Disgusted with the amount of extra work I had created for myself for not heeding my father-in-law’s advice and trying to imagine the potential other than making smoke signals this oak possessed, I did the only thing that I could think of, prolonged the end to my trimming job by creating more work for myself. Still not seeing the light at the end of the tunnel, I began to cut the bigger branches into approximately two-foot sections and stored them in my shop for a later use that I had no clue at the time would be. Fortunately I not only found “a” use for the firewood I had cut, but many, mainly making wooden spoons.
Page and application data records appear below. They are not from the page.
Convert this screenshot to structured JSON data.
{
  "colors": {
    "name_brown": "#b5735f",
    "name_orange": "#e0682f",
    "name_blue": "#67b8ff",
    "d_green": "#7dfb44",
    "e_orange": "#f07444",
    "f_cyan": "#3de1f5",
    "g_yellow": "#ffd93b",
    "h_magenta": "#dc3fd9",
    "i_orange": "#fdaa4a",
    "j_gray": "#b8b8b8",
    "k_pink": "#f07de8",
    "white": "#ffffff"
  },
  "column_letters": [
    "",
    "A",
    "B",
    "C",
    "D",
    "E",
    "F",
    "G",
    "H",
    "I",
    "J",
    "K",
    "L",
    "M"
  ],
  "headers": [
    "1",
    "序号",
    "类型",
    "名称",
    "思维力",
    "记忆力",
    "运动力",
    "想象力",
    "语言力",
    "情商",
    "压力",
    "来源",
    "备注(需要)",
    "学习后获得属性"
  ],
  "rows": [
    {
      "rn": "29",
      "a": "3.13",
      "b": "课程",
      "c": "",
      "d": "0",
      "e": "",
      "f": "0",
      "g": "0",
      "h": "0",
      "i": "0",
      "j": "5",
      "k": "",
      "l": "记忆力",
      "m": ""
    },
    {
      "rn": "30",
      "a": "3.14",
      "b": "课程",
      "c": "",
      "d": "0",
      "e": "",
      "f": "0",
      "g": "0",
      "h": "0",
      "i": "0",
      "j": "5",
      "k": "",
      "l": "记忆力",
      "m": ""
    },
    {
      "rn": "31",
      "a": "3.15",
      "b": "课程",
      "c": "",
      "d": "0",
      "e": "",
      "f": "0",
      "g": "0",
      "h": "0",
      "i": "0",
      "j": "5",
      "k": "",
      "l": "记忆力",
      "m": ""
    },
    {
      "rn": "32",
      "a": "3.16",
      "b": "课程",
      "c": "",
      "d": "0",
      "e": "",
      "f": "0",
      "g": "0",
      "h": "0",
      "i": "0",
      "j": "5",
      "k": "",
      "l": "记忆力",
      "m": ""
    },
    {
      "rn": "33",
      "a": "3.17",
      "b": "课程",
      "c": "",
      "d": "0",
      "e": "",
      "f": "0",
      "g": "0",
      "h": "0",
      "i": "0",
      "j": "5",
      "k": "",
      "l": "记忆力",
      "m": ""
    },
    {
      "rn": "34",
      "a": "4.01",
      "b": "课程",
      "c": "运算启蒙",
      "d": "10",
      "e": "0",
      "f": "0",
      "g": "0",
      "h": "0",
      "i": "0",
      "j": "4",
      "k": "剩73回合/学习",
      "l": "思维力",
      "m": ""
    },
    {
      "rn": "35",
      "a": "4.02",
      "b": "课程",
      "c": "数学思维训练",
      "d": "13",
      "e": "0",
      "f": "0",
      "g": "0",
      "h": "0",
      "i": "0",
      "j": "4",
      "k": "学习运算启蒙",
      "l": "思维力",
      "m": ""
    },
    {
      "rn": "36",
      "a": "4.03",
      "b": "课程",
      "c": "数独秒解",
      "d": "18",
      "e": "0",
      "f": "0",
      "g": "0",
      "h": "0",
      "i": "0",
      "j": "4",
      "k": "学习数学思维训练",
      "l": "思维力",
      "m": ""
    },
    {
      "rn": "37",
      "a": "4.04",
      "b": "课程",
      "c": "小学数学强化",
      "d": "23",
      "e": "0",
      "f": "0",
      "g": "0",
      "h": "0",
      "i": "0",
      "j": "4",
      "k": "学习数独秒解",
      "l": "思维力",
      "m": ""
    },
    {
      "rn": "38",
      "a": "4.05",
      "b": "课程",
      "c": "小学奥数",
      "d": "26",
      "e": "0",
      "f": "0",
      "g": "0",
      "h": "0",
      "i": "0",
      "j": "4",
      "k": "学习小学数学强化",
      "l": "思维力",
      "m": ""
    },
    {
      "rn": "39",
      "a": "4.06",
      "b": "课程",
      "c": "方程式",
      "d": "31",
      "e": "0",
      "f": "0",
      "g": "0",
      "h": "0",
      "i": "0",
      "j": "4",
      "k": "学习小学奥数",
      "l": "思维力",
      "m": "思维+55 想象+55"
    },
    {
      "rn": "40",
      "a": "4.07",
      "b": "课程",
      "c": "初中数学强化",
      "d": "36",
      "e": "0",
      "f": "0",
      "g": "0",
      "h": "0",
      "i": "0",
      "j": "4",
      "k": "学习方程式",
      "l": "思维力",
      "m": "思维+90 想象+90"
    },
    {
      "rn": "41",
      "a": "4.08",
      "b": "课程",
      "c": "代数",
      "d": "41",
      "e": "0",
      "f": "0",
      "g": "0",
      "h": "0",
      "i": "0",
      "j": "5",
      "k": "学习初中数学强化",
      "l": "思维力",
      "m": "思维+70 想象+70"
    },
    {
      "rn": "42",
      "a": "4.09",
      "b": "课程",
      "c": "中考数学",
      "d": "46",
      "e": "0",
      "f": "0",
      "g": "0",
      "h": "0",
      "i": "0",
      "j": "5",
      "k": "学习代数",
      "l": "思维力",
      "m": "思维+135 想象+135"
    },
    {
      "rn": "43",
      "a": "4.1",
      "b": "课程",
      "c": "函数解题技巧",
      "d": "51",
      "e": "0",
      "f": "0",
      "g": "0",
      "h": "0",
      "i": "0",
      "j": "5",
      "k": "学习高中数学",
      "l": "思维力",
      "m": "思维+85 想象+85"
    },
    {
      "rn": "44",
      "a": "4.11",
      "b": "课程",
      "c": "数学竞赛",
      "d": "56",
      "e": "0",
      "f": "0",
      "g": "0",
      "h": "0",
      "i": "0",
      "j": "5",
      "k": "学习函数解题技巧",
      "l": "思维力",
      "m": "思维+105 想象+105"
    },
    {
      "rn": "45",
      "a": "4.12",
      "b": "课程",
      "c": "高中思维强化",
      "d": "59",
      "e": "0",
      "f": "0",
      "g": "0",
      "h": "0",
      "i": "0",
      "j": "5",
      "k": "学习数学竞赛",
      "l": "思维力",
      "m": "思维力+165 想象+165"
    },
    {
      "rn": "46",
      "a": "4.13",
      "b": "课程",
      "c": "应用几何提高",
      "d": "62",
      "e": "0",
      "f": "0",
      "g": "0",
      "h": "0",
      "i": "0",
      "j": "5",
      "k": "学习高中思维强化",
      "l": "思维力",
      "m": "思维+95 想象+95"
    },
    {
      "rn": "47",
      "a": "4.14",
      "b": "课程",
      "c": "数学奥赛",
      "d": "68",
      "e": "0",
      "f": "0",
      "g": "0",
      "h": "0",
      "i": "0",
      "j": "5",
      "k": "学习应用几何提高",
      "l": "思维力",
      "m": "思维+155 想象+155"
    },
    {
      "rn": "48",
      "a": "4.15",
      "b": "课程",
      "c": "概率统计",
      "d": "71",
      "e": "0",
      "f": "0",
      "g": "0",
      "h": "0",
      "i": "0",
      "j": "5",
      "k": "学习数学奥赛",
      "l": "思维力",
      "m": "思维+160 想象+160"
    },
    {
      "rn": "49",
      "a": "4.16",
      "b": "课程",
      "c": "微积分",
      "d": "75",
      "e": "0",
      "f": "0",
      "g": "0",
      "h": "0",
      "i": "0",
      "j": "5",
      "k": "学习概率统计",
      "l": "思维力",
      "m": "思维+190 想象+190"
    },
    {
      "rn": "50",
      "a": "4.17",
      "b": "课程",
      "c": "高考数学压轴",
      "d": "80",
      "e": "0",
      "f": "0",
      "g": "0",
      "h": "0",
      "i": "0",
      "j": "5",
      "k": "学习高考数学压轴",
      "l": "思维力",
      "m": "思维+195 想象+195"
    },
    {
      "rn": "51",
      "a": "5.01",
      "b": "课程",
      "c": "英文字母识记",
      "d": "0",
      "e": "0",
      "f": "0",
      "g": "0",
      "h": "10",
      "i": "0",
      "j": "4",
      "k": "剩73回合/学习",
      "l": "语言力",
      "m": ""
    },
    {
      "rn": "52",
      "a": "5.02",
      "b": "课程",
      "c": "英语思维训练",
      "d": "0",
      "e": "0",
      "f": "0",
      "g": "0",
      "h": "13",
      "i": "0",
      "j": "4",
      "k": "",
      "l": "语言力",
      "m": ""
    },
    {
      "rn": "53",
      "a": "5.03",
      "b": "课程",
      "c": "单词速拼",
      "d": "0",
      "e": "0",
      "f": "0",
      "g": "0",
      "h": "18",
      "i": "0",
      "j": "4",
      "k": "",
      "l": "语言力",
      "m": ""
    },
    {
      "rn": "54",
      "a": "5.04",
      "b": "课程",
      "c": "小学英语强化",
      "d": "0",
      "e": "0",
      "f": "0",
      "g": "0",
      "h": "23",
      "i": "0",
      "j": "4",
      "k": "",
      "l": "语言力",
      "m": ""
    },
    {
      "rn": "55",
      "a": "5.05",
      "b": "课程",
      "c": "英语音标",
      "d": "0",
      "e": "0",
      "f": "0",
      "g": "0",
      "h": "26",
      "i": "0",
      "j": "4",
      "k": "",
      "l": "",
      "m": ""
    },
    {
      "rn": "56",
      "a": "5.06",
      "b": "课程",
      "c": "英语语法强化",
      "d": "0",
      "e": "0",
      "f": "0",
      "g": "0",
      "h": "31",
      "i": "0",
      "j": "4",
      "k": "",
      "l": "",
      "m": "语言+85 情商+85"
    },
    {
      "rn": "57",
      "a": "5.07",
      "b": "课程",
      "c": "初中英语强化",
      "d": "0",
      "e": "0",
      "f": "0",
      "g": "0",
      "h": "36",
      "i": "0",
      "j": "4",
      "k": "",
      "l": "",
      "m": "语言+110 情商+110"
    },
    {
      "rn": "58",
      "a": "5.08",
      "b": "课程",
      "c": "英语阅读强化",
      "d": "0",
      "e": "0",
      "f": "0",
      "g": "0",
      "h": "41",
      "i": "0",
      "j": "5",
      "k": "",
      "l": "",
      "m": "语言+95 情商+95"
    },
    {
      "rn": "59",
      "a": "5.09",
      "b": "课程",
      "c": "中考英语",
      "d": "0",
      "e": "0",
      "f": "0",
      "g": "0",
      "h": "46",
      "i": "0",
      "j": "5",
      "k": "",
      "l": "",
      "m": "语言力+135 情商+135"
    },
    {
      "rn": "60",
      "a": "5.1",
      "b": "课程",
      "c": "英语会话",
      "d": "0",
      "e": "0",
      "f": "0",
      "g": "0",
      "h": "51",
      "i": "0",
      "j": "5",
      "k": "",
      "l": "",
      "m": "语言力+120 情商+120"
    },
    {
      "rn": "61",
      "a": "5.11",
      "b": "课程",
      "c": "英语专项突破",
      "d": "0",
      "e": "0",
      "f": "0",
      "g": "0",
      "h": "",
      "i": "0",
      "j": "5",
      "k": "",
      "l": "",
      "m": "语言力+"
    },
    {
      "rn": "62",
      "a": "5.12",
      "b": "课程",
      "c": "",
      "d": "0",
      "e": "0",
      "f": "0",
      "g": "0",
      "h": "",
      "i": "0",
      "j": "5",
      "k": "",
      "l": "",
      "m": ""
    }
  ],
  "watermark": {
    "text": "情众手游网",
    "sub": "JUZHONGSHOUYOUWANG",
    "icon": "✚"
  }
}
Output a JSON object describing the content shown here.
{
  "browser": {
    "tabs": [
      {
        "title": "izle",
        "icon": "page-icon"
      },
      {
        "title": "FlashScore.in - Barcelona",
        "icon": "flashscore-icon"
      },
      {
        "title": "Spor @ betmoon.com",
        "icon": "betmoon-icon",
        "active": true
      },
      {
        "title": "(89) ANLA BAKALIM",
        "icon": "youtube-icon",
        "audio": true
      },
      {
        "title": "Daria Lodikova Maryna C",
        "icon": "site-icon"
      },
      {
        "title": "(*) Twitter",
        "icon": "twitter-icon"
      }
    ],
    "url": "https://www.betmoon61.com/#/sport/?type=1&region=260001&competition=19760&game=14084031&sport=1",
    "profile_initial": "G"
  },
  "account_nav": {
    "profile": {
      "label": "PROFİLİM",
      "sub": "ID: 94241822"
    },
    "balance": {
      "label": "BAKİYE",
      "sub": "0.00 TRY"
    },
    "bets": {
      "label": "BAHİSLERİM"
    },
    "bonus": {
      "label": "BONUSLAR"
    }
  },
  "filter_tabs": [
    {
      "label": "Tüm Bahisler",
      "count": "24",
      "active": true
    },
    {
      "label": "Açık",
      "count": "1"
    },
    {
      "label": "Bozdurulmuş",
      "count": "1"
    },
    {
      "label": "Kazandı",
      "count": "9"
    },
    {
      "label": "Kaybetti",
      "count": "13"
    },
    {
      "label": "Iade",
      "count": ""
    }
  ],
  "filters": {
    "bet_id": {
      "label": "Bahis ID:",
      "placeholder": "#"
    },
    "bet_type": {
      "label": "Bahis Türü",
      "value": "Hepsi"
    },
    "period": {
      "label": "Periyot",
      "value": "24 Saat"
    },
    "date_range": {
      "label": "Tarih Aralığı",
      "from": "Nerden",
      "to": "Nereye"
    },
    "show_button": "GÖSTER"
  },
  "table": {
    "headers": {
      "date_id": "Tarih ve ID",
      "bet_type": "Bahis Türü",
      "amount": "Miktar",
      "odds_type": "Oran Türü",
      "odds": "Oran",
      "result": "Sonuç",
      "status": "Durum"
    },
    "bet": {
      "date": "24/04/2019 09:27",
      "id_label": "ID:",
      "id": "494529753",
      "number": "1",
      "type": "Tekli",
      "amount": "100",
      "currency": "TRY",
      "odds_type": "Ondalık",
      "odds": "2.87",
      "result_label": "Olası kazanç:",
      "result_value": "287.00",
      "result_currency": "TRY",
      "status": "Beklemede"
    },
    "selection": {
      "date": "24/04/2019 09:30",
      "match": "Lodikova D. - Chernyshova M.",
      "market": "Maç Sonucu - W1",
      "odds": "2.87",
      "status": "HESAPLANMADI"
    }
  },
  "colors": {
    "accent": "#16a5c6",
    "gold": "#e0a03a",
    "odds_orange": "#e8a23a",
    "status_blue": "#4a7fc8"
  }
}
Above is one of the first utensils and just one of many different types of spoons and utensils that I have made with the oak that should have been burned. I still have a decent bit left from that job, but I have branched out (pun intended) to using other types of woods to make spoons, forks, and spatulas as well. It is a lot of fun and very rewarding to take an unimpressive log that should probably be heating someone’s home or setting a spooky scene for camper’s ghost stories and make something lasting and useful with it. By no means are any of the utensils that I make perfect, but to me that is what makes them great. Each one is unique. With that being said, I have gotten a lot better and more efficient at making them thanks to all the practice I got from the wood off of my tree trimming extravaganza. Maybe people are lying to me, but many have shown a great appreciation for them as well.
My fourth fear usually results in clutter and frustration for my wife, but it is not all bad. Had my fears stopped at three I would have missed out on learning about working with wood, species of wood, and a pretty fun hobby. I enjoy turning a simple firewood log into some type of useful spoon or utensil and have even made cups, coasters, a pig, boat paddles, and knife handles from them. The possibilities are seemingly endless and I plan to continue to discover them until that is disproven. Thank you for reading, if you enjoyed this article I would appreciate it if you could like, comment, and follow my blog.